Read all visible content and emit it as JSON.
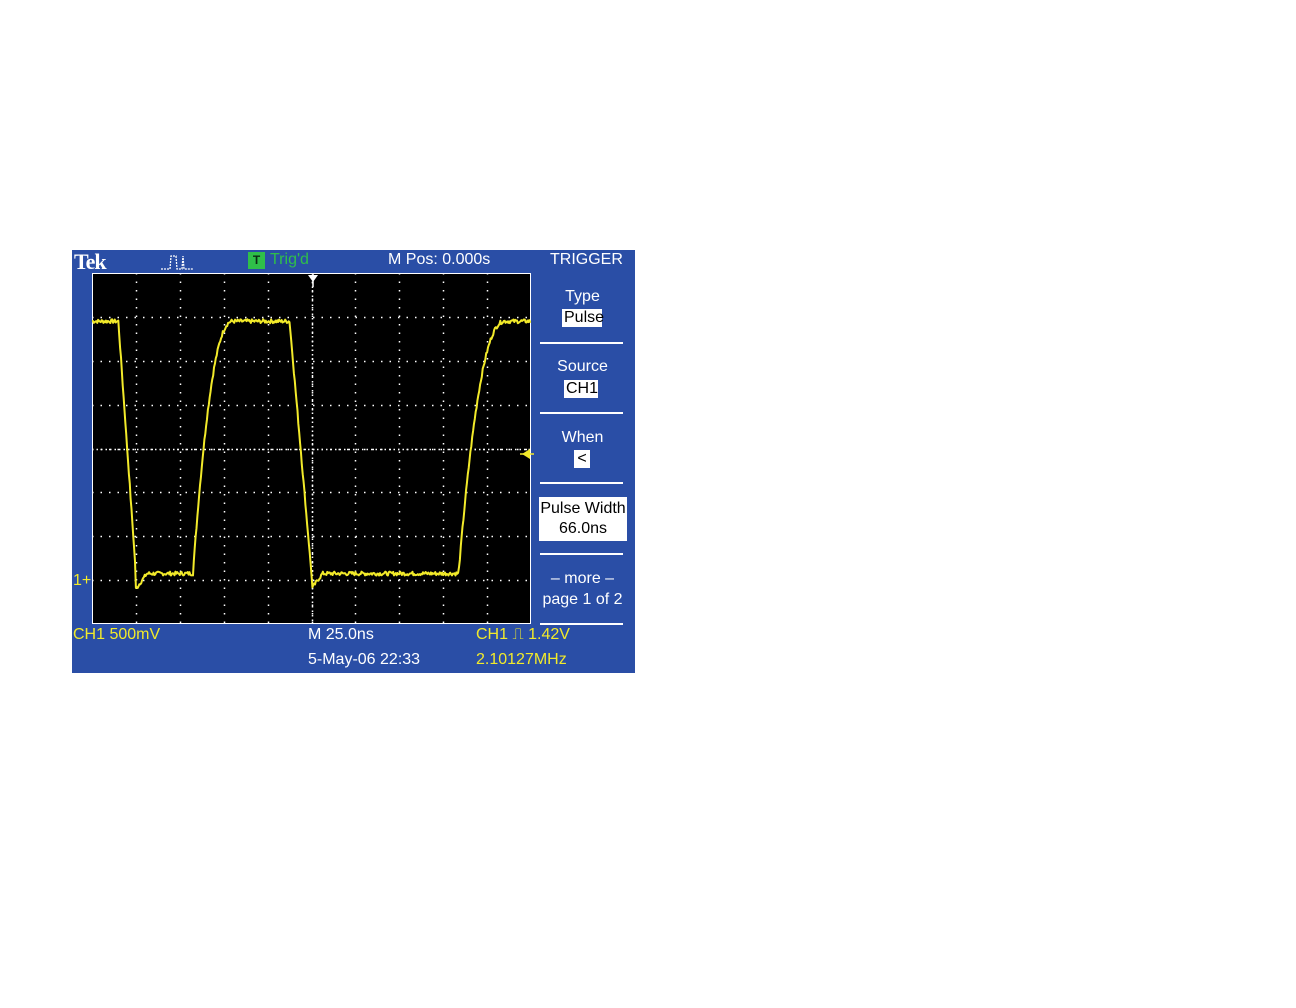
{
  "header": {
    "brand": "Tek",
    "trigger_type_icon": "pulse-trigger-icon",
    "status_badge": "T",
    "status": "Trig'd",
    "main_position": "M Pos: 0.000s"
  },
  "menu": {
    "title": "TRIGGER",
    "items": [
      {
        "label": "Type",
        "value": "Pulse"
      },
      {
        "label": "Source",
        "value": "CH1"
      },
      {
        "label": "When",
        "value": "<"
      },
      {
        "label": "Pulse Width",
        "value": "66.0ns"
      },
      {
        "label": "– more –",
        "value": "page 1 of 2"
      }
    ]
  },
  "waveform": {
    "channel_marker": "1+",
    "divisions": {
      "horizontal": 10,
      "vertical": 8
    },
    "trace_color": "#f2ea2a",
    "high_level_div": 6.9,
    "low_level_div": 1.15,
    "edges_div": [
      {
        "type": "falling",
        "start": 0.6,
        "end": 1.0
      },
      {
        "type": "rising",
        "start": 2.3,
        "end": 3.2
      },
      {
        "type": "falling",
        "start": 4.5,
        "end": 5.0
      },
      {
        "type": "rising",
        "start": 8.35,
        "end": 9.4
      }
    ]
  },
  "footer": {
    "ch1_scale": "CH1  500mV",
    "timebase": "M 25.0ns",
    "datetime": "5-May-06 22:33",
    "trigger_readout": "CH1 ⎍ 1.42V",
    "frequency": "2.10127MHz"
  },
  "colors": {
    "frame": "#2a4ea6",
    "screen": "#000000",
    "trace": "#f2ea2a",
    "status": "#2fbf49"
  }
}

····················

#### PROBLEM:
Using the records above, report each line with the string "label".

#### REPLY:
        "label": "Type",
        "label": "Source",
        "label": "When",
        "label": "Pulse Width",
        "label": "– more –",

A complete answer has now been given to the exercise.